BEIRUT – U.N. observers came under fire Thursday as they tried to reach the site of the latest reported mass killing in Syria — about 80 people, including women and children who were shot or stabbed. The deaths added urgency to diplomatic efforts to end the escalating bloodshed.

As reports emerged of what would be the fourth such mass slaying of civilians in Syria in the past two weeks, the United States condemned President Bashar Assad, saying he has “doubled down on his brutality and duplicity.”

International envoy Kofi Annan, whose peace plan brokered in April has not been implemented, warned against allowing “mass killings to become part of everyday reality in Syria.”

“If things do not change, the future is likely to be one of brutal repression, massacres, sectarian violence and even all-out civil war,” Annan told the U.N. General Assembly in New York. “All Syrians will lose.”

U.N. diplomats said Annan was proposing that world powers and key regional players, including Iran, come up with a new strategy to end the 15-month conflict at a closed meeting of the Security Council that took place Thursday.

Speaking to reporters after the meeting, Annan highlighted the urgency of taking action to diffuse the situation.

Standing alongside Annan and League of Arab States Secretary General Nabil Elaraby, U.N. Secretary-General Ban Ki-moon echoed the sense of urgency.

“The three of us agree: Syria can quickly go from a tipping point to a breaking point. The danger of full-scale civil war is imminent and real, with catastrophic consequences for Syria and the region,” Ban warned.

Any proposal to resolve the situation, however, must be acceptable to Russia and China, which have protected Syria from past U.N. sanctions, as well as the U.S. and its European allies.

The latest violence centered on Mazraat al-Qubair, a small farming community of 160 people, mostly Bedouins, in central Hama province. A resident said troops shelled the area for five hours Wednesday before government-aligned militiamen known as “shabiha” entered the area that is known to shelter army defectors, “killing and hacking everyone they could find.”
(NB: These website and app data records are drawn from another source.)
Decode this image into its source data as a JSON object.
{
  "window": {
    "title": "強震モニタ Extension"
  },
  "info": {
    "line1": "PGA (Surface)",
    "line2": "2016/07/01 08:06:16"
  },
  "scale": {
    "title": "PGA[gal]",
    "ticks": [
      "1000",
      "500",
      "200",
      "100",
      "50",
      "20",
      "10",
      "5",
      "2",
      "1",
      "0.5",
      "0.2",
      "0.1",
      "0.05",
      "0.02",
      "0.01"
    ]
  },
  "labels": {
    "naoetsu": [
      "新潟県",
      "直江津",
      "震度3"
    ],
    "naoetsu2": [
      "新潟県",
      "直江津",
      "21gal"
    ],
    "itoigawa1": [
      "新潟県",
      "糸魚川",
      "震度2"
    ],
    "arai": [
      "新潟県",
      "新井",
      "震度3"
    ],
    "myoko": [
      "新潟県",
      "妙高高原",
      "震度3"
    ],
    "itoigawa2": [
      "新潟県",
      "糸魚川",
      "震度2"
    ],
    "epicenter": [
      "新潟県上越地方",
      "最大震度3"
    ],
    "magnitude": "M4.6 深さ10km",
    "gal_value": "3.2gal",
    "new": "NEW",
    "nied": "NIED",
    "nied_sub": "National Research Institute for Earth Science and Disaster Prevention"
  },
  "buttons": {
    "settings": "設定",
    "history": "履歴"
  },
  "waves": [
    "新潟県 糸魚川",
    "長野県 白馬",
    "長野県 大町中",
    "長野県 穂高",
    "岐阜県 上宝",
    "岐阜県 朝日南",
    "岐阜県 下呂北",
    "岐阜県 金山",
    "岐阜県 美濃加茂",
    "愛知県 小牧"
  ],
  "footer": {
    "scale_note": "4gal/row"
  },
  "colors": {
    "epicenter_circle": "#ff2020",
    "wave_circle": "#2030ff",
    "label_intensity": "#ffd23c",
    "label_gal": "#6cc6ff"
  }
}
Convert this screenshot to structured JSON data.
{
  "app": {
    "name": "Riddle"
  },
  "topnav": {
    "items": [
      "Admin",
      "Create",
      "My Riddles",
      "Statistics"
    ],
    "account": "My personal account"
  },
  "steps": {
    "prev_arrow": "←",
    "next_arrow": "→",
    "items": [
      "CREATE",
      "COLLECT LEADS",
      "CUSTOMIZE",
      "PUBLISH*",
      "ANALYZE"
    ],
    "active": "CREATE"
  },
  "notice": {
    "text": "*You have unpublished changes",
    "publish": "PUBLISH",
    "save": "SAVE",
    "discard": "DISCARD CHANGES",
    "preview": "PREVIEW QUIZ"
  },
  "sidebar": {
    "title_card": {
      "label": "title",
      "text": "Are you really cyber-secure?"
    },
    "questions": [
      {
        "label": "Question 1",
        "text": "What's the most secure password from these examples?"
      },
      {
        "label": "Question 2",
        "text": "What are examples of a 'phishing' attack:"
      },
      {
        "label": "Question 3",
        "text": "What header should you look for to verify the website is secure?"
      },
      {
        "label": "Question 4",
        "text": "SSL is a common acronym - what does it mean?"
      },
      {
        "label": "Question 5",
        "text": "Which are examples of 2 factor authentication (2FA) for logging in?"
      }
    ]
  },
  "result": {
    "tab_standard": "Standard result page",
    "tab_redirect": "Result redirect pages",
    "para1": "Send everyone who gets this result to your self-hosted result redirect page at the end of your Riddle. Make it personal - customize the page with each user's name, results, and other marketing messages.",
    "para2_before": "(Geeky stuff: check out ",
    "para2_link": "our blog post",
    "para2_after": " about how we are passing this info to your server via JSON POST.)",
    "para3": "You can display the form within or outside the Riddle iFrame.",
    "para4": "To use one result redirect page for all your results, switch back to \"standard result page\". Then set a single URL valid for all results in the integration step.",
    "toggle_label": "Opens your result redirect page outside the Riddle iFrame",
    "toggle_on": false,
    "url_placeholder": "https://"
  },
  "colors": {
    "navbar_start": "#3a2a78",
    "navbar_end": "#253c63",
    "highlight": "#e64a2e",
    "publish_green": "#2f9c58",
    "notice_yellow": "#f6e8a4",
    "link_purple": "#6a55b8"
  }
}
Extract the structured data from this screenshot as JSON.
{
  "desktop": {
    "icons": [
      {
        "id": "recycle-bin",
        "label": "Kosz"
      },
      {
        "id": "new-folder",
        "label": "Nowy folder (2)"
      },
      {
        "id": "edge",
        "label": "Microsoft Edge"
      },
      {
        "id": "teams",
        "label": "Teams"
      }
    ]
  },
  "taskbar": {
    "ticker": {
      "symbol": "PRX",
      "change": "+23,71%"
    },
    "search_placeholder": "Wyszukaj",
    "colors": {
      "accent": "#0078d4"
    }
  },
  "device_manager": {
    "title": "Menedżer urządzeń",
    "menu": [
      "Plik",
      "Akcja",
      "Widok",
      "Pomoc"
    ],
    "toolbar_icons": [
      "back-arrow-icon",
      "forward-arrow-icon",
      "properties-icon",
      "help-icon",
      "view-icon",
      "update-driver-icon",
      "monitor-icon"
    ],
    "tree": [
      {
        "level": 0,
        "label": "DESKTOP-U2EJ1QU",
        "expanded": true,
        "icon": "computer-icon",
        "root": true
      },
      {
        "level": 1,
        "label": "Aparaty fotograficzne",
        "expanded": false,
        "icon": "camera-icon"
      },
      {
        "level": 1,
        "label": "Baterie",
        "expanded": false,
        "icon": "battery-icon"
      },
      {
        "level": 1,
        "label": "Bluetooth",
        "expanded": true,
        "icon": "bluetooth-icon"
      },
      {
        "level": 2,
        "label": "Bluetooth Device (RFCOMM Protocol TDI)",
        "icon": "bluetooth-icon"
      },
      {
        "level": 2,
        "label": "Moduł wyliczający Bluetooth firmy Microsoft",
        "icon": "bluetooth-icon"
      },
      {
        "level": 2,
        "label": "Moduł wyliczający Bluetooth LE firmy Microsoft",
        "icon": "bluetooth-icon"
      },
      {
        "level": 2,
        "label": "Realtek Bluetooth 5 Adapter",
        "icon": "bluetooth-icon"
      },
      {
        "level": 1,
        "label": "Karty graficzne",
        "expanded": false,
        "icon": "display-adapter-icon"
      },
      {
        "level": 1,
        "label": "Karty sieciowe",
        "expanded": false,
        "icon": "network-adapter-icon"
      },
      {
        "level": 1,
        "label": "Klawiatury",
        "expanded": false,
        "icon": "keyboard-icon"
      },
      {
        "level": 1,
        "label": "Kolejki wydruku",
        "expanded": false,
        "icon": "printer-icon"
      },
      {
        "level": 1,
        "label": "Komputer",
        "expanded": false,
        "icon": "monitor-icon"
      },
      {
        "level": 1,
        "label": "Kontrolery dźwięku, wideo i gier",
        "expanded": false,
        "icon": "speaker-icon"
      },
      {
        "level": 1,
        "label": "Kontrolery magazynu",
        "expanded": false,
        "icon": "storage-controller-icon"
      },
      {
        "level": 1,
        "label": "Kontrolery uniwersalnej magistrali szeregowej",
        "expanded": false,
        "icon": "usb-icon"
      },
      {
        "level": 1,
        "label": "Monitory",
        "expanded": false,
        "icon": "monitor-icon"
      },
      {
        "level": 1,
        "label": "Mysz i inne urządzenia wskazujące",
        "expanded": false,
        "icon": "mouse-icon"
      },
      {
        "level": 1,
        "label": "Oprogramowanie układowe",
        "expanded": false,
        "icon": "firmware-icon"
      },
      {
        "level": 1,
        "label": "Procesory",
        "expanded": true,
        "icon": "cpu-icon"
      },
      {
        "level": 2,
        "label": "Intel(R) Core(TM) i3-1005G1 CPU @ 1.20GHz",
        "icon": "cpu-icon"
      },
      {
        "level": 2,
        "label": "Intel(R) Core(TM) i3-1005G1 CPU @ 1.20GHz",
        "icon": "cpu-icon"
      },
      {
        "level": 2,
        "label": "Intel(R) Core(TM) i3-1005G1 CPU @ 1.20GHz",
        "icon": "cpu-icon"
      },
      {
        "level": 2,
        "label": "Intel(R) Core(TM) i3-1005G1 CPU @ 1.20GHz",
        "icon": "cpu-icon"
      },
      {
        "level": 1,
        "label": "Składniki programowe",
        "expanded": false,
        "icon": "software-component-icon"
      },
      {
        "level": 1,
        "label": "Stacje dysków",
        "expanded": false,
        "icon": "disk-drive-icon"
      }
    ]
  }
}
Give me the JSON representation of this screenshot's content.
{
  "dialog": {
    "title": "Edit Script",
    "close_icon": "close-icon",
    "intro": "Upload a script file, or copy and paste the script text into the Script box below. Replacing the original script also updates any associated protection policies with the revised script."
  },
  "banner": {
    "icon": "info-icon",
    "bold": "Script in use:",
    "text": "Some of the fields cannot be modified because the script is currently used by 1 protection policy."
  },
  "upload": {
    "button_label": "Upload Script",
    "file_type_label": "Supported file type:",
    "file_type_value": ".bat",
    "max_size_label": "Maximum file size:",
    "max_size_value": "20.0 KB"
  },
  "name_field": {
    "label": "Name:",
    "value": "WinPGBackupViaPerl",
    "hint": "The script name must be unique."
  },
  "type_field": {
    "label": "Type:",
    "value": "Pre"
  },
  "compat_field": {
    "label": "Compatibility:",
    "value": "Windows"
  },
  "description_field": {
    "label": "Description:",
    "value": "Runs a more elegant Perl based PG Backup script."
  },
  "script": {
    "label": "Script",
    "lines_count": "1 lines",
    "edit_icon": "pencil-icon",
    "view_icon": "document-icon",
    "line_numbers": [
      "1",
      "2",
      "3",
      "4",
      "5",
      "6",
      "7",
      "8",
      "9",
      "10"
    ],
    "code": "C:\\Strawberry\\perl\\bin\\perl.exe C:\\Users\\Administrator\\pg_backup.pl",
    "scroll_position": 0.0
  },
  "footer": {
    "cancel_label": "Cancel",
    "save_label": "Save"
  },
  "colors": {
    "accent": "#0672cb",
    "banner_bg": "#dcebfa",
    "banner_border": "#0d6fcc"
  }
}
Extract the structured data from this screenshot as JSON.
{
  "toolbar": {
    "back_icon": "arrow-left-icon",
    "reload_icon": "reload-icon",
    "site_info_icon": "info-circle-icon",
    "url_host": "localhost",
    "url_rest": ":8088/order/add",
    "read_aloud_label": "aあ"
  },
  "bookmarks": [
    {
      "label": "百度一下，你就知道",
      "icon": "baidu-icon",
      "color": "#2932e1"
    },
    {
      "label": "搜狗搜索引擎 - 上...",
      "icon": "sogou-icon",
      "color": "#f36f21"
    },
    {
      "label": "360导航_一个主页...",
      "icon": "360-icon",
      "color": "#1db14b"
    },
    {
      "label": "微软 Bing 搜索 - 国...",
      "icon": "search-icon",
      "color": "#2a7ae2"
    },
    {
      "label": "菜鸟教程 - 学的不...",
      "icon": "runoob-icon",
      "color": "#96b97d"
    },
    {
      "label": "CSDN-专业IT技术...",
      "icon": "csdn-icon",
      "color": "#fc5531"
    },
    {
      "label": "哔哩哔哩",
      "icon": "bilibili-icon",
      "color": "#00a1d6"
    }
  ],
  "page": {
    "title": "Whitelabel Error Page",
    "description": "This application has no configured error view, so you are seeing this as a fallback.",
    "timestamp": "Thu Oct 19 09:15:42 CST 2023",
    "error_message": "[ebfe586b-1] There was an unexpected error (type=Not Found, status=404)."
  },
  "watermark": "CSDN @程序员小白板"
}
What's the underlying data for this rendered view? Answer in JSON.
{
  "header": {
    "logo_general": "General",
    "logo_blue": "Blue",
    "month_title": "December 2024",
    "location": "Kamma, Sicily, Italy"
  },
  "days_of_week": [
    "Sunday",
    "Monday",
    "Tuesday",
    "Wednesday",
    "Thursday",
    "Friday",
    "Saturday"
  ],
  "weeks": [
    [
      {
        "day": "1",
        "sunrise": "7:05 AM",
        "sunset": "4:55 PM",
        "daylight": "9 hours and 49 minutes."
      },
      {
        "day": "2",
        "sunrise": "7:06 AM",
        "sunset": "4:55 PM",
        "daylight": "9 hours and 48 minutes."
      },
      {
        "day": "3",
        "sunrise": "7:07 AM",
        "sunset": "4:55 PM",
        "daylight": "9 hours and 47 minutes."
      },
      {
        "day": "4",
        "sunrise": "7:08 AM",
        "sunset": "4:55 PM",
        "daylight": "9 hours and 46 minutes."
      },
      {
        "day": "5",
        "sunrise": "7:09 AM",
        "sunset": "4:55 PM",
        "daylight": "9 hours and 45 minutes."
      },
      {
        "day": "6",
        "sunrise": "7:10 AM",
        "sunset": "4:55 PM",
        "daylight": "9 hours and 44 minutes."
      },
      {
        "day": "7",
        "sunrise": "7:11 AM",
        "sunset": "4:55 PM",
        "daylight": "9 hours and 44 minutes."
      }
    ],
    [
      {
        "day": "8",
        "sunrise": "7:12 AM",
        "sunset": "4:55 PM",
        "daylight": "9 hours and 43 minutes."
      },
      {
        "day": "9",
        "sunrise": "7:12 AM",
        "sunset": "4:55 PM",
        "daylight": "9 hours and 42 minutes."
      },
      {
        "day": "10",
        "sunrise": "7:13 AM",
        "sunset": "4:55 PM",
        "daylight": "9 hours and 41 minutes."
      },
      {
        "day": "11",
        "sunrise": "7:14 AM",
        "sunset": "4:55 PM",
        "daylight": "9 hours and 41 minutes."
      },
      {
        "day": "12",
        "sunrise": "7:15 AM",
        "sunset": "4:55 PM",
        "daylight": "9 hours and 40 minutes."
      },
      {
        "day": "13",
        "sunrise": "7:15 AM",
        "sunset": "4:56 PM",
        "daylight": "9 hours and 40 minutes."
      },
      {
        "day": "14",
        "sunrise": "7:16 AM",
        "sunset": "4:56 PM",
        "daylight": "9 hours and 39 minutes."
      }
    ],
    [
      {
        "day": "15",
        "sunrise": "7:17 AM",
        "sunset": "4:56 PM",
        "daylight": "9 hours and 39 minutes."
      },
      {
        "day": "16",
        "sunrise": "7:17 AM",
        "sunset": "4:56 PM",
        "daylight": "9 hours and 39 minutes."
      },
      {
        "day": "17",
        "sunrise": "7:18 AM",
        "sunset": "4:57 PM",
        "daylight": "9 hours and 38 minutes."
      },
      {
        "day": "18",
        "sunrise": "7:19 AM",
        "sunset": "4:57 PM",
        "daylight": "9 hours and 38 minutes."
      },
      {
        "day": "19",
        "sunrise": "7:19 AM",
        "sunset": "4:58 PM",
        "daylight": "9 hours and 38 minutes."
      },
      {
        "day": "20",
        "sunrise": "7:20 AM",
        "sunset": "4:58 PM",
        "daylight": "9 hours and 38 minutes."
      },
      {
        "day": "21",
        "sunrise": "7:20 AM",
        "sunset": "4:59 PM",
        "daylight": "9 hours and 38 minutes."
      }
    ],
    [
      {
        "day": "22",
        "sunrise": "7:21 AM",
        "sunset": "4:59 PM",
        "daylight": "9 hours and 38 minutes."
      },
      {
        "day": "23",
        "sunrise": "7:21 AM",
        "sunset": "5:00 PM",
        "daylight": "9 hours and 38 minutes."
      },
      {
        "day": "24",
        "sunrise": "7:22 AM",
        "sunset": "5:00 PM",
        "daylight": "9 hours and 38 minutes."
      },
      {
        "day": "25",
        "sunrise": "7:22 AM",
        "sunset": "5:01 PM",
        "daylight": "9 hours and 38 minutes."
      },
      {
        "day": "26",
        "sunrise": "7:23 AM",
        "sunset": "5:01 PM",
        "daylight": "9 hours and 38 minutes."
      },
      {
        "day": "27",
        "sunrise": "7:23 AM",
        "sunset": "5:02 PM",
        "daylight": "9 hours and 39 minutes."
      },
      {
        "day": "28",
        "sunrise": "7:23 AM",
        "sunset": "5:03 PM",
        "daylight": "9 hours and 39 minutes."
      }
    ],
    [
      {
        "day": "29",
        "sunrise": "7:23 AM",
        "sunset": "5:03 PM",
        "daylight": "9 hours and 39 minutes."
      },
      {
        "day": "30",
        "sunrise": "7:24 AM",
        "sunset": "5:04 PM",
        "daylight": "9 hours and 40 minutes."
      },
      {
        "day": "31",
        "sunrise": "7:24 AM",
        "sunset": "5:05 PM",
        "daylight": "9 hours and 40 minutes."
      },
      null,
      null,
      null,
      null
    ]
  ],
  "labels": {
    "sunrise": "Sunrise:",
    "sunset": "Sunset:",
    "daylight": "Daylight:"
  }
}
Leith Al-Hamwy told The Associated Press by telephone that he survived by hiding in an olive grove about 800 yards from the farms as the killings took place. But he said his mother and six siblings, the youngest 10-year-old twins, did not.

“When I came out of hiding and went inside the houses, I saw bodies everywhere. Entire families either shot or killed with sharp sticks and knives,” he said.

Al-Hamwy’s account could not be independently confirmed or corroborated by other eyewitnesses.

Syria’s main opposition group in exile, the Syrian National Council, also said 78 people were killed in Mazraat al-Qubair when government-aligned militiamen converged on the village from neighboring pro-regime villages. Some of the dead were shot in the head, others were slain with knives, the SNC said. It said 35 of the dead were from the same family and more than half of them were women and children.

“Women and children were burned inside their homes in al-Qubair,” said Mousab Alhamadee, an activist based in Hama.

Syria denied the opposition claims as “absolutely baseless.”

The exact death toll and circumstances of the killings reported overnight in Mazraat al-Qubair were impossible to confirm.

One YouTube video purported to show the bodies of babies, children and two women wrapped in blankets and lined with frozen bottles of water to slow decomposition.

Another row of bodies lay elsewhere: a grandmother, a mother, and five siblings and two cousins, according to the video narrator.

The authenticity of the videos could not be independently verified. Attempts to reach more witnesses and residents of the area were difficult. The Syrian government keeps tight restrictions on journalists.

A government statement published on the state-run news agency SANA said “an armed terrorist group committed an appalling crime” in Mazraat al-Qubair, killing nine women and children. It said residents appealed for protection from Hama authorities, who went to the farm and stormed a hideout of the group and clashed with them.

Secretary-General Ban said U.N. observers were initially denied access to the scene in central Hama and “were shot at with small arms” while trying to get there.

The observers were forced to turn back and were not injured, although one vehicle was hit and slightly damaged, said Kieran Dwyer, spokesman for the U.N. peacekeeping department. They were not able to enter Mazraat al-Qubair, he said. It was not clear who was behind the shooting.

On May 25, more than 100 people were killed in one day in a cluster of villages known as Houla in central Homs province, many of them children and women gunned down in their homes. U.N. investigators blamed pro-government gunmen for at least some of the killings, but the Syrian regime denied responsibility and blamed rebels for the deaths.